Sadie Gennis claims that “no one’s safe” in the new “Veronica Mars” movie debuting this Friday. It is just one of her eight warnings/clues about what to expect in the reboot of the TV series. She says that with car crashes, gunshots, and electrocution, “everyone’s at risk and no one’s above suspicion.” With Kristen Bell as the title character, she has moved on from her days as a teen detective to become a New York lawyer. Other hints about what to expect: Veronica is still her own worst enemy, the plot is all the fault of actor Adam Scott from season one, and be sure to stay for the credits for “the cherry on top of the marshmallow.” TV Guide.
Is Charlie Sheen up to his old ways? Recent absences from shooting the FX comedy series “Anger Management” are said to “have angered his co-stars.” One source says the cast “is threatening to stop working if the absences persist.” His previous long-time CBS comedy “Two and a Half Men” fired him during absences due to substance abuse and other issues. His publicist states that he will return to the set for production early this week. Hollywood Reporter.
Screenwriter John Ridley regrets not thanking his “12 Years a Slave” director Steve McQueen while accepting an Oscar last week. He says, “You know, the guy changed my life. At the Oscars you have 30 seconds to talk and it’s like the oxygen drops out of the room.” His bigger regret is not explaining another thanks he did give from the stage. He spoke of a script coordinator named Gayle who gave him early support many years ago but did not tell people that she became his wife and was in the audience. Entertainment Weekly.
Could the next award on the mantle of Alfonso Cuaron be an Emmy? He won two Oscars last week for “Gravity” (directing and editing) and helms the premiere episode of the new drama “Believe.” The show about the powers of telekinesis, levitation, and clairvoyance debuts on NBC Monday before moving to a regular slot on Sundays. Cuaron excutive produces along with J.J. Abrams (“Lost,” “Star Trek” films). Last year’s drama directing Emmy went to a feature film helmer, David Fincher (“House of Cards“). USA Today.

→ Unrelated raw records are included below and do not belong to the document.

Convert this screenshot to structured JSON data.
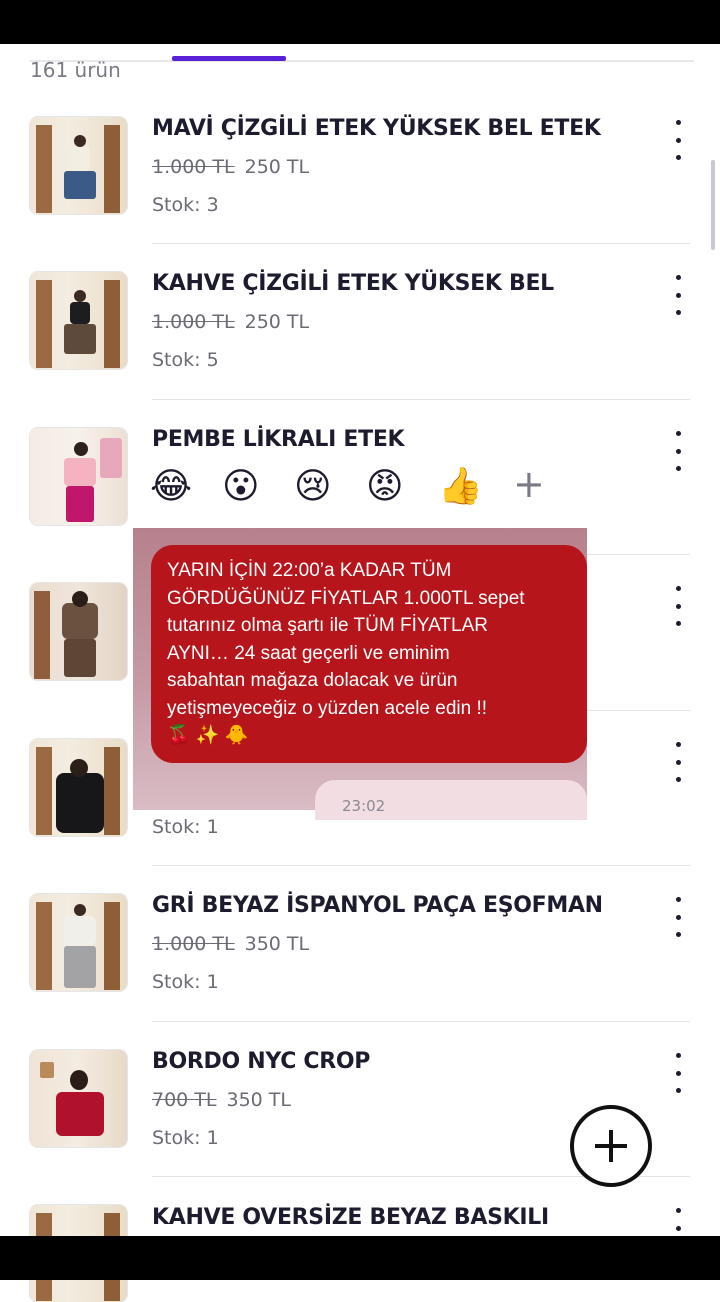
{
  "header": {
    "product_count": "161 ürün"
  },
  "products": [
    {
      "title": "MAVİ ÇİZGİLİ ETEK YÜKSEK BEL ETEK",
      "old_price": "1.000 TL",
      "price": "250 TL",
      "stock": "Stok: 3"
    },
    {
      "title": "KAHVE ÇİZGİLİ ETEK YÜKSEK BEL",
      "old_price": "1.000 TL",
      "price": "250 TL",
      "stock": "Stok: 5"
    },
    {
      "title": "PEMBE LİKRALI ETEK"
    },
    {
      "title": ""
    },
    {
      "stock": "Stok: 1"
    },
    {
      "title": "GRİ BEYAZ İSPANYOL PAÇA EŞOFMAN",
      "old_price": "1.000 TL",
      "price": "350 TL",
      "stock": "Stok: 1"
    },
    {
      "title": "BORDO NYC CROP",
      "old_price": "700 TL",
      "price": "350 TL",
      "stock": "Stok: 1"
    },
    {
      "title": "KAHVE OVERSİZE BEYAZ BASKILI"
    }
  ],
  "overlay": {
    "reactions": [
      "😂",
      "😮",
      "😢",
      "😡",
      "👍"
    ],
    "add_reaction": "+",
    "message_lines": [
      "YARIN İÇİN 22:00’a KADAR TÜM",
      "GÖRDÜĞÜNÜZ FİYATLAR 1.000TL sepet",
      "tutarınız olma şartı ile TÜM FİYATLAR",
      "AYNI… 24 saat geçerli ve eminim",
      "sabahtan mağaza dolacak ve ürün",
      "yetişmeyeceğiz o yüzden acele edin !!",
      "🍒 ✨ 🐥"
    ],
    "time": "23:02"
  },
  "fab": {
    "icon": "plus-icon"
  },
  "colors": {
    "accent": "#5a22d6",
    "message_bubble": "#b5151b"
  }
}
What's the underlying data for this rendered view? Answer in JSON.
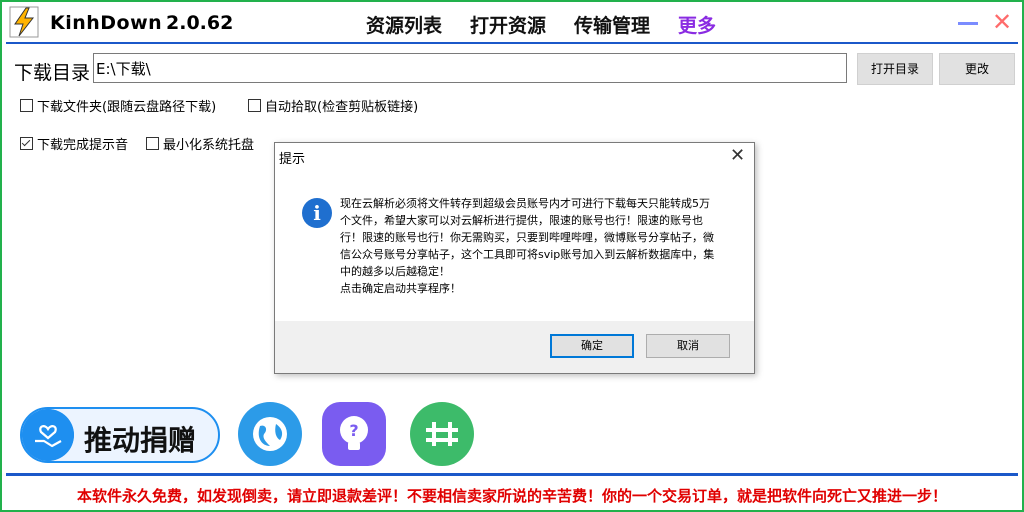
{
  "app": {
    "name": "KinhDown",
    "version": "2.0.62"
  },
  "nav": {
    "resources": "资源列表",
    "open": "打开资源",
    "transfers": "传输管理",
    "more": "更多"
  },
  "download_dir": {
    "label": "下载目录",
    "value": "E:\\下载\\",
    "open_button": "打开目录",
    "change_button": "更改"
  },
  "options": {
    "follow_folder": {
      "label": "下载文件夹(跟随云盘路径下载)",
      "checked": false
    },
    "auto_pickup": {
      "label": "自动拾取(检查剪贴板链接)",
      "checked": false
    },
    "notify_sound": {
      "label": "下载完成提示音",
      "checked": true
    },
    "minimize_tray": {
      "label": "最小化系统托盘",
      "checked": false
    }
  },
  "dialog": {
    "title": "提示",
    "message_lines": [
      "现在云解析必须将文件转存到超级会员账号内才可进行下载每天只能转成5万",
      "个文件，希望大家可以对云解析进行提供，限速的账号也行！限速的账号也",
      "行！限速的账号也行！你无需购买，只要到哔哩哔哩，微博账号分享帖子，微",
      "信公众号账号分享帖子，这个工具即可将svip账号加入到云解析数据库中，集",
      "中的越多以后越稳定！",
      "点击确定启动共享程序！"
    ],
    "ok": "确定",
    "cancel": "取消"
  },
  "donate": {
    "label": "推动捐赠"
  },
  "icons": [
    "lightning-logo-icon",
    "globe-icon",
    "help-bulb-icon",
    "community-icon"
  ],
  "notice": "本软件永久免费，如发现倒卖，请立即退款差评！不要相信卖家所说的辛苦费！你的一个交易订单，就是把软件向死亡又推进一步！",
  "colors": {
    "accent_blue": "#1b58c9",
    "frame_green": "#22b14c",
    "more_purple": "#8a2be2",
    "notice_red": "#e00000",
    "close_red": "#ff6b6b"
  }
}
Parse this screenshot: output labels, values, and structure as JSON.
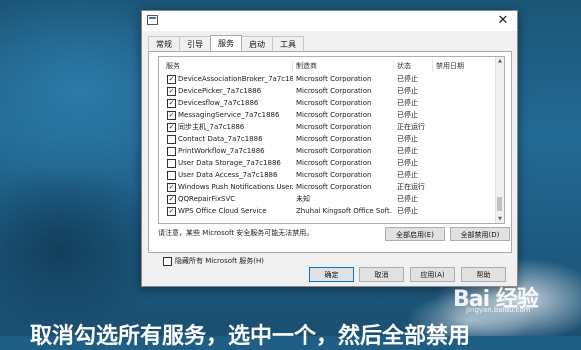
{
  "window": {
    "close_glyph": "✕"
  },
  "tabs": [
    "常规",
    "引导",
    "服务",
    "启动",
    "工具"
  ],
  "active_tab": "服务",
  "list": {
    "headers": {
      "service": "服务",
      "maker": "制造商",
      "status": "状态",
      "disabled_date": "禁用日期"
    },
    "rows": [
      {
        "checked": true,
        "name": "DeviceAssociationBroker_7a7c18...",
        "maker": "Microsoft Corporation",
        "status": "已停止"
      },
      {
        "checked": true,
        "name": "DevicePicker_7a7c1886",
        "maker": "Microsoft Corporation",
        "status": "已停止"
      },
      {
        "checked": true,
        "name": "Devicesflow_7a7c1886",
        "maker": "Microsoft Corporation",
        "status": "已停止"
      },
      {
        "checked": true,
        "name": "MessagingService_7a7c1886",
        "maker": "Microsoft Corporation",
        "status": "已停止"
      },
      {
        "checked": true,
        "name": "同步主机_7a7c1886",
        "maker": "Microsoft Corporation",
        "status": "正在运行"
      },
      {
        "checked": false,
        "name": "Contact Data_7a7c1886",
        "maker": "Microsoft Corporation",
        "status": "已停止"
      },
      {
        "checked": false,
        "name": "PrintWorkflow_7a7c1886",
        "maker": "Microsoft Corporation",
        "status": "已停止"
      },
      {
        "checked": false,
        "name": "User Data Storage_7a7c1886",
        "maker": "Microsoft Corporation",
        "status": "已停止"
      },
      {
        "checked": false,
        "name": "User Data Access_7a7c1886",
        "maker": "Microsoft Corporation",
        "status": "已停止"
      },
      {
        "checked": true,
        "name": "Windows Push Notifications User...",
        "maker": "Microsoft Corporation",
        "status": "正在运行"
      },
      {
        "checked": true,
        "name": "QQRepairFixSVC",
        "maker": "未知",
        "status": "已停止"
      },
      {
        "checked": true,
        "name": "WPS Office Cloud Service",
        "maker": "Zhuhai Kingsoft Office Soft...",
        "status": "已停止"
      }
    ]
  },
  "note": "请注意，某些 Microsoft 安全服务可能无法禁用。",
  "buttons": {
    "enable_all": "全部启用(E)",
    "disable_all": "全部禁用(D)",
    "hide_ms": "隐藏所有 Microsoft 服务(H)",
    "ok": "确定",
    "cancel": "取消",
    "apply": "应用(A)",
    "help": "帮助"
  },
  "overlay": {
    "watermark": "Bai 经验",
    "watermark_sub": "jingyan.baidu.com",
    "caption": "取消勾选所有服务，选中一个，然后全部禁用"
  }
}
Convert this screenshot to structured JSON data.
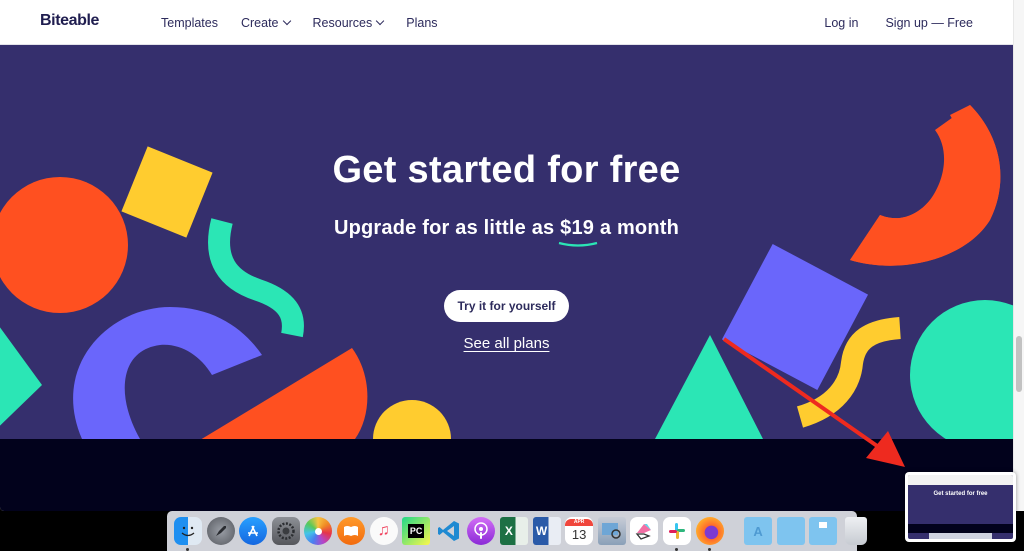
{
  "header": {
    "logo": "Biteable",
    "nav": [
      {
        "label": "Templates",
        "has_dropdown": false
      },
      {
        "label": "Create",
        "has_dropdown": true
      },
      {
        "label": "Resources",
        "has_dropdown": true
      },
      {
        "label": "Plans",
        "has_dropdown": false
      }
    ],
    "login_label": "Log in",
    "signup_label": "Sign up — Free"
  },
  "hero": {
    "title": "Get started for free",
    "subtitle_before": "Upgrade for as little as ",
    "price": "$19",
    "subtitle_after": " a month",
    "cta_label": "Try it for yourself",
    "plans_link_label": "See all plans"
  },
  "colors": {
    "hero_bg": "#352f6d",
    "orange": "#ff5020",
    "yellow": "#ffcc2f",
    "teal": "#2be6b5",
    "violet": "#6a66fb",
    "band_dark": "#02021c",
    "text_nav": "#2d2b5c",
    "annotation_arrow": "#ee2a1f"
  },
  "thumbnail": {
    "title": "Get started for free"
  },
  "dock": {
    "apps": [
      {
        "name": "Finder",
        "icon": "finder-icon",
        "running": true
      },
      {
        "name": "Launchpad",
        "icon": "launchpad-icon",
        "running": false
      },
      {
        "name": "App Store",
        "icon": "app-store-icon",
        "running": false
      },
      {
        "name": "System Preferences",
        "icon": "system-preferences-icon",
        "running": false
      },
      {
        "name": "Photos",
        "icon": "photos-icon",
        "running": false
      },
      {
        "name": "Books",
        "icon": "books-icon",
        "running": false
      },
      {
        "name": "Music",
        "icon": "music-icon",
        "running": false
      },
      {
        "name": "PyCharm",
        "icon": "pycharm-icon",
        "running": false
      },
      {
        "name": "Visual Studio Code",
        "icon": "vscode-icon",
        "running": false
      },
      {
        "name": "Podcasts",
        "icon": "podcasts-icon",
        "running": false
      },
      {
        "name": "Excel",
        "icon": "excel-icon",
        "running": false
      },
      {
        "name": "Word",
        "icon": "word-icon",
        "running": false
      },
      {
        "name": "Calendar",
        "icon": "calendar-icon",
        "running": false,
        "badge_text": "13",
        "month": "APR"
      },
      {
        "name": "Preview",
        "icon": "preview-icon",
        "running": false
      },
      {
        "name": "Klokki",
        "icon": "pen-app-icon",
        "running": false
      },
      {
        "name": "Slack",
        "icon": "slack-icon",
        "running": true
      },
      {
        "name": "Firefox",
        "icon": "firefox-icon",
        "running": true
      }
    ],
    "folders": [
      {
        "name": "Applications",
        "icon": "applications-folder-icon"
      },
      {
        "name": "Documents",
        "icon": "documents-folder-icon"
      },
      {
        "name": "Downloads",
        "icon": "downloads-folder-icon"
      },
      {
        "name": "Trash",
        "icon": "trash-icon"
      }
    ]
  }
}
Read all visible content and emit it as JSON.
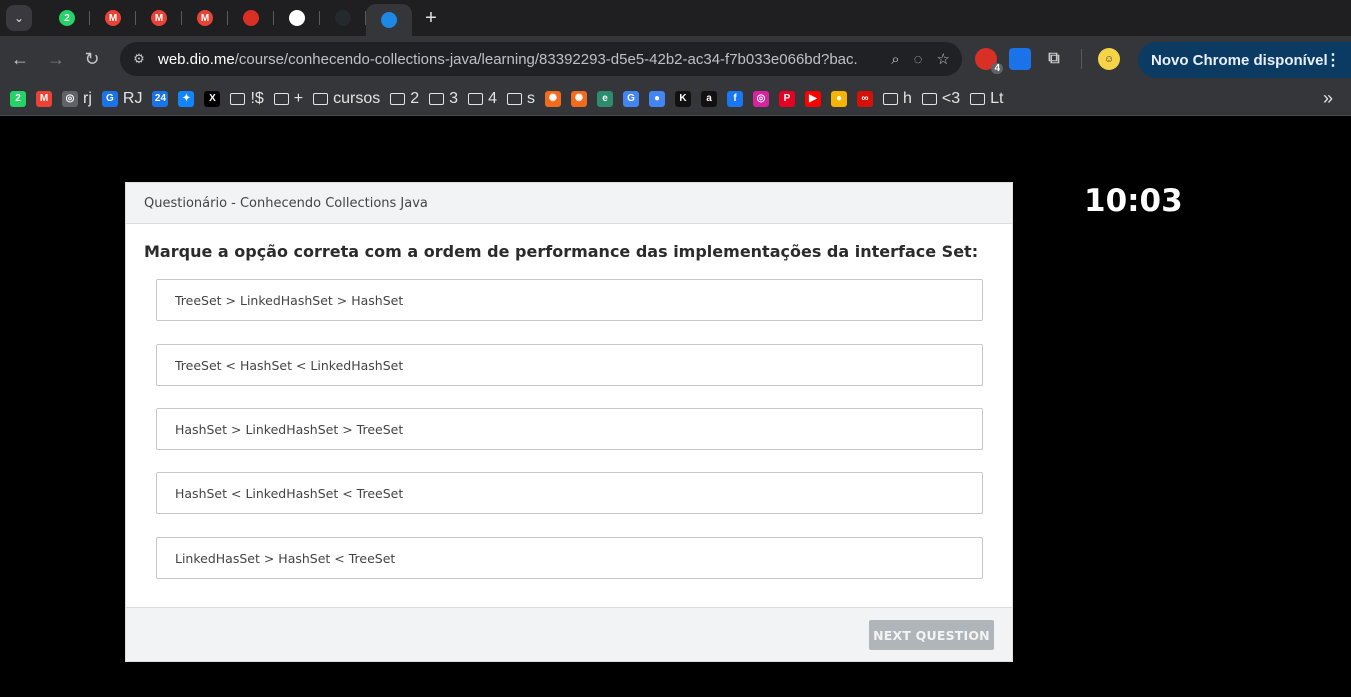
{
  "browser": {
    "tabs": [
      {
        "icon": "whatsapp-icon",
        "badge": "2",
        "color": "#25d366"
      },
      {
        "icon": "gmail-icon",
        "badge": "M",
        "color": "#ea4335"
      },
      {
        "icon": "gmail-icon",
        "badge": "M",
        "color": "#ea4335"
      },
      {
        "icon": "gmail-icon",
        "badge": "M",
        "color": "#ea4335"
      },
      {
        "icon": "bag-icon",
        "badge": "",
        "color": "#d93025"
      },
      {
        "icon": "chatgpt-icon",
        "badge": "",
        "color": "#ffffff"
      },
      {
        "icon": "github-icon",
        "badge": "",
        "color": "#24292e"
      },
      {
        "icon": "dio-icon",
        "badge": "",
        "color": "#1e88e5"
      }
    ],
    "new_tab_label": "+",
    "url_host": "web.dio.me",
    "url_path": "/course/conhecendo-collections-java/learning/83392293-d5e5-42b2-ac34-f7b033e066bd?bac...",
    "extension_badge": "4",
    "update_label": "Novo Chrome disponível",
    "bookmarks": [
      {
        "type": "fav",
        "label": "",
        "icon": "whatsapp-icon",
        "color": "#25d366",
        "glyph": "2"
      },
      {
        "type": "fav",
        "label": "",
        "icon": "gmail-icon",
        "color": "#ea4335",
        "glyph": "M"
      },
      {
        "type": "fav",
        "label": "rj",
        "icon": "globe-icon",
        "color": "#5f6368",
        "glyph": "◎"
      },
      {
        "type": "fav",
        "label": "RJ",
        "icon": "g-icon",
        "color": "#1a73e8",
        "glyph": "G"
      },
      {
        "type": "fav",
        "label": "",
        "icon": "calendar-icon",
        "color": "#1a73e8",
        "glyph": "24"
      },
      {
        "type": "fav",
        "label": "",
        "icon": "bluesky-icon",
        "color": "#1185fe",
        "glyph": "✦"
      },
      {
        "type": "fav",
        "label": "",
        "icon": "x-icon",
        "color": "#000000",
        "glyph": "X"
      },
      {
        "type": "folder",
        "label": "!$"
      },
      {
        "type": "folder",
        "label": "+"
      },
      {
        "type": "folder",
        "label": "cursos"
      },
      {
        "type": "folder",
        "label": "2"
      },
      {
        "type": "folder",
        "label": "3"
      },
      {
        "type": "folder",
        "label": "4"
      },
      {
        "type": "folder",
        "label": "s"
      },
      {
        "type": "fav",
        "label": "",
        "icon": "sun-icon",
        "color": "#f26b1d",
        "glyph": "✺"
      },
      {
        "type": "fav",
        "label": "",
        "icon": "sun-icon",
        "color": "#f26b1d",
        "glyph": "✺"
      },
      {
        "type": "fav",
        "label": "",
        "icon": "edge-icon",
        "color": "#2c8c6c",
        "glyph": "e"
      },
      {
        "type": "fav",
        "label": "",
        "icon": "translate-icon",
        "color": "#4285f4",
        "glyph": "G"
      },
      {
        "type": "fav",
        "label": "",
        "icon": "assistant-icon",
        "color": "#4285f4",
        "glyph": "●"
      },
      {
        "type": "fav",
        "label": "",
        "icon": "k-icon",
        "color": "#111111",
        "glyph": "K"
      },
      {
        "type": "fav",
        "label": "",
        "icon": "amazon-icon",
        "color": "#111111",
        "glyph": "a"
      },
      {
        "type": "fav",
        "label": "",
        "icon": "facebook-icon",
        "color": "#1877f2",
        "glyph": "f"
      },
      {
        "type": "fav",
        "label": "",
        "icon": "instagram-icon",
        "color": "#d6249f",
        "glyph": "◎"
      },
      {
        "type": "fav",
        "label": "",
        "icon": "pinterest-icon",
        "color": "#e60023",
        "glyph": "P"
      },
      {
        "type": "fav",
        "label": "",
        "icon": "youtube-icon",
        "color": "#ff0000",
        "glyph": "▶"
      },
      {
        "type": "fav",
        "label": "",
        "icon": "chrome-color-icon",
        "color": "#f4b400",
        "glyph": "●"
      },
      {
        "type": "fav",
        "label": "",
        "icon": "lastfm-icon",
        "color": "#d51007",
        "glyph": "∞"
      },
      {
        "type": "folder",
        "label": "h"
      },
      {
        "type": "folder",
        "label": "<3"
      },
      {
        "type": "folder",
        "label": "Lt"
      }
    ],
    "more_bookmarks": "»"
  },
  "quiz": {
    "header": "Questionário - Conhecendo Collections Java",
    "question": "Marque a opção correta com a ordem de performance das implementações da interface Set:",
    "options": [
      "TreeSet > LinkedHashSet > HashSet",
      "TreeSet < HashSet < LinkedHashSet",
      "HashSet > LinkedHashSet > TreeSet",
      "HashSet < LinkedHashSet < TreeSet",
      "LinkedHasSet > HashSet < TreeSet"
    ],
    "next_button": "NEXT QUESTION"
  },
  "timer": "10:03"
}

The sequel “300: Rise of an Empire” opens to a huge $45 million, even without the return of star Gerard Butler and director Zack Snyder. Another strong debut is the animated “Mr. Peabody and Sherman,” which brought in $32.5 million. The Liam Neeson action film “Non-Stop” falls to third place with $15.4 million (overall cume of $52.1 million). Thompson on Hollywood.
Among the specialty and independent films this weekend, “The Grand Budapest Hotel” (Wes Anderson) checks in with a record per-screen average. It earned a “stunning” $200,000 per screen average in a total of four theaters in New York and Los Angeles. The previous record was “The Master” (Paul Thomas Anderson) in 2012 with a $142,262 per screen average. Fox Searchlight officials hope this will become Anderson’s biggest film, after 2001’s “The Royal Tenenbaums” with its total domestic take of $52.36 million. Deadline.
The Fox network renews four shows it calls its “core assets within our 2014-15 portfolio of content.” Comedies “Brooklyn Nine-Nine,” “The Mindy Project,” and “New Girl” will all return in the fall for new seasons. The Kevin Bacon drama “The Following” will be back again next January. The network had already renewed “Bones,” “Glee,” and “Sleepy Hollow” weeks ago. Vulture.
“Saturday Night Live” will welcome back Louis C.K. as its guest host on March 29. It will be his second time at the helm after his previous gig in November, 2012 earned him an Emmy nomination as Best Comedy Guest Actor. No musical guest is announced yet for this episode. TV Line.